METHODS: Eight male subjects shaved their heads prior to expose to dry (30%RH; H30%) and humid (85%RH; H85%) conditions at an air temperature of 32 °C. Total sweat rate, local sweat rates (frontal, vertex, temporal, and occipital regions), active sweat glands on the scalp (2 frontal, 2 parietal, 2 temporal, 1 occipital, and 1 vertex), and rectal and skin temperatures were measured during leg immersion in 42 °C water for 60 min.
RESULTS: (1) Total sweat rates were greater for H30% (179.4 ± 35.6 g h-1) than for H85% (148.1 ± 27.2 g h-1) (P
OBJECTIVES: To determine the commonly reported menopausal symptoms among Sarawakian women using a modified Menopause Rating Scale (MRS).
METHODS: By using modified MRS questionnaire, 356 Sarawakian women aged 40-65 years were interview to document of 11 symptoms (divided into somatic, psychological and urogenital domain) commonly associated with menopause.
RESULTS: The mean age of menopause was 51.3 years (range 47 - 56 years). The most prevalent symptoms reported were joint and muscular discomfort (80.1%); physical and mental exhaustion (67.1%); and sleeping problems (52.2%). Followed by symptoms of hot flushes and sweating (41.6%); irritability (37.9%); dryness of vagina (37.9%); anxiety (36.5%); depressive mood (32.6%). Other complaints noted were sexual problem (30.9%); bladder problem (13.8%) and heart discomfort (18.3%). Perimenopausal women (n = 141) experienced higher prevalence of somatic and psychological symptoms compared to premenopausal (n = 82) and postmenopausal (n = 133) women. However urogenital symptoms mostly occur in the postmenopausal group of women.
CONCLUSIONS: The prevalence of menopausal symptoms using modified MRS in this study correspond to other studies on Asian women however the prevalence of classical menopausal symptoms of hot flushes, sweating was lower compared to studies on Caucasian women.
Methods: The participants consisted of 304 Chinese secondary school students (males = 165, females = 139) with a mean age of 13.55 years old (SD = 0.57) who volunteered to complete three measures, consisting of a demographic information form, the physical activity and leisure motivation scale for youth-Chinese version (PALMS-Y-C) and the Godin leisure-time exercise questionnaire-Chinese version (GLTEQ-C).
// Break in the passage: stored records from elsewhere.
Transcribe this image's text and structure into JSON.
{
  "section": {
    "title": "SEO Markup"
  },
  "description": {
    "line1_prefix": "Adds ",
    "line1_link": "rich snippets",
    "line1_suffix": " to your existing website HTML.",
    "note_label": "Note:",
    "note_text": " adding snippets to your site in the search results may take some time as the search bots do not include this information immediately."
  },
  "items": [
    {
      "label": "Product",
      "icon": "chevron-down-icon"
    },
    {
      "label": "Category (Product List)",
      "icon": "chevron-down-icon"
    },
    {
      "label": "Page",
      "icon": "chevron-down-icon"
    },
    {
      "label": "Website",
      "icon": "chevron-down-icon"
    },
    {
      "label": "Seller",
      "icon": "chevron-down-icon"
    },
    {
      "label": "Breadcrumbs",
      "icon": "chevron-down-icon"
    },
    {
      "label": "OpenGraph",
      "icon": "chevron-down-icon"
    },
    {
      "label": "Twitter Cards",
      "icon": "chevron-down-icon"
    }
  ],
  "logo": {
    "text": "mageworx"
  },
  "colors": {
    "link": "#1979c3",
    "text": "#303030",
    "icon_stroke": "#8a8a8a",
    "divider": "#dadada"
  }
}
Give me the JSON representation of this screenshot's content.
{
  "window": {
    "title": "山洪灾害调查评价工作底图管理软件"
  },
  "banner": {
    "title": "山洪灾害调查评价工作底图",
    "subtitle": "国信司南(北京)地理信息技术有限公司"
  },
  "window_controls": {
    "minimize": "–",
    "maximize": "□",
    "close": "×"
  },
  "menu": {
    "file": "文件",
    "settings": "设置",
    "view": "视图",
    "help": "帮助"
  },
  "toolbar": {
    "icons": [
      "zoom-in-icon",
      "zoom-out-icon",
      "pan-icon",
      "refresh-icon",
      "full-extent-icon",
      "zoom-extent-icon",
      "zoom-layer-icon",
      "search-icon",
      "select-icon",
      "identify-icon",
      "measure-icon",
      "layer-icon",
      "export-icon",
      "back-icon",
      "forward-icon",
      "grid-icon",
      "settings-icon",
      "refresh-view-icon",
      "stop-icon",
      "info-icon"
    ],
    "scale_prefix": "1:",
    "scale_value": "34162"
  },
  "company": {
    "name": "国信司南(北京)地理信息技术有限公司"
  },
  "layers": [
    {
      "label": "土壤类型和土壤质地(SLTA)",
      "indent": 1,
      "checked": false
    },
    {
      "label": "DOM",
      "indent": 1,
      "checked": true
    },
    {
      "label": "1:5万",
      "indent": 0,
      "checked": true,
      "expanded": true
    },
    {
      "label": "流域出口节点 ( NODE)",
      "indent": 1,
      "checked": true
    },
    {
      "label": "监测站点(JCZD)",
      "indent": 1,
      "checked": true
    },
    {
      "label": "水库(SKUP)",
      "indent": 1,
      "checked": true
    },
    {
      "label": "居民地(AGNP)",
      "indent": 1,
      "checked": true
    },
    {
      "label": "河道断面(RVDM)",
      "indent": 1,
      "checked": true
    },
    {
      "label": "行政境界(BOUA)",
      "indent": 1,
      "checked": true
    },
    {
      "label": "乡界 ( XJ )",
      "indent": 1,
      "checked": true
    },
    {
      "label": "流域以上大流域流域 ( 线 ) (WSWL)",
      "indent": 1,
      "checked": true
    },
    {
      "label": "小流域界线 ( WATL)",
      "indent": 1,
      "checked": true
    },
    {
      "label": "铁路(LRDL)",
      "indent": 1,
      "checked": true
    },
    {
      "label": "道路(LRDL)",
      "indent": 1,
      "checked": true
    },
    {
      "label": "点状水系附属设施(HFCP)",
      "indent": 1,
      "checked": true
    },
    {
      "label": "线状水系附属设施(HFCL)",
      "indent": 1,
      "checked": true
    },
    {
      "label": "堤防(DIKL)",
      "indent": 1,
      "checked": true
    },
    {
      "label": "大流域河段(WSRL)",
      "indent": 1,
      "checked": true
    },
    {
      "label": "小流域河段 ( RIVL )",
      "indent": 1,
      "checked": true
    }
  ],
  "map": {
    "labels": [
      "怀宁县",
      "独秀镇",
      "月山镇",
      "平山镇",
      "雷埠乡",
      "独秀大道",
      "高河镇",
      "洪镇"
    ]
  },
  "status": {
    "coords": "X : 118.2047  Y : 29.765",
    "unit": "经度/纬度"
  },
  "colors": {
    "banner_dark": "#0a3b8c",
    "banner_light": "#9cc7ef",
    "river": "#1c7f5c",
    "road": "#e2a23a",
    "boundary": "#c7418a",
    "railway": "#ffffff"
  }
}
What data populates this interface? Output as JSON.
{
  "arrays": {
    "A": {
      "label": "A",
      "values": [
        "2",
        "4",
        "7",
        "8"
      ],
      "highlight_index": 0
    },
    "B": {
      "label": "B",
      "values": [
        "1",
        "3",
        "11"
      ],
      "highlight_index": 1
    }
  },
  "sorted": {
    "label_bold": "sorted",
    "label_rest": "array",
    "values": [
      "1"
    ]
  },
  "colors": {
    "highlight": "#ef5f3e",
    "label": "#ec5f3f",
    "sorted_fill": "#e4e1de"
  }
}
Results: There were significant positive correlations between all the seven PA participation motives with amount of exercise (Enjoyment: r = 0.16, P = 0.010; Mastery: r = 0.23, P < 0.001; Competition: r = 0.21, P = 0.001; Affiliation: r = 0.22, P < 0.001; Psychological condition: r = 0.26, P < 0.001; Appearance: r = 0.20, P = 0.001; Physical condition: r = 0.20, P = 0.001). There were also significant mean differences among sweating exercise frequency categories in all the seven areas of PA participation motives (Enjoyment: P = 0.003, Mastery: P < 0.001, Competition: P = 0.001, Affiliation: P = 0.001, Psychological condition: P = 0.038, Appearance = 0.002, Physical condition: P = 0.004).
Conclusion: The present study provided insight into how to promote PA in Kelantan Chinese school-aged children by specifically targeting their motives. Interventions targeting these motives could increase the amount of PA among Kelantan Chinese youths.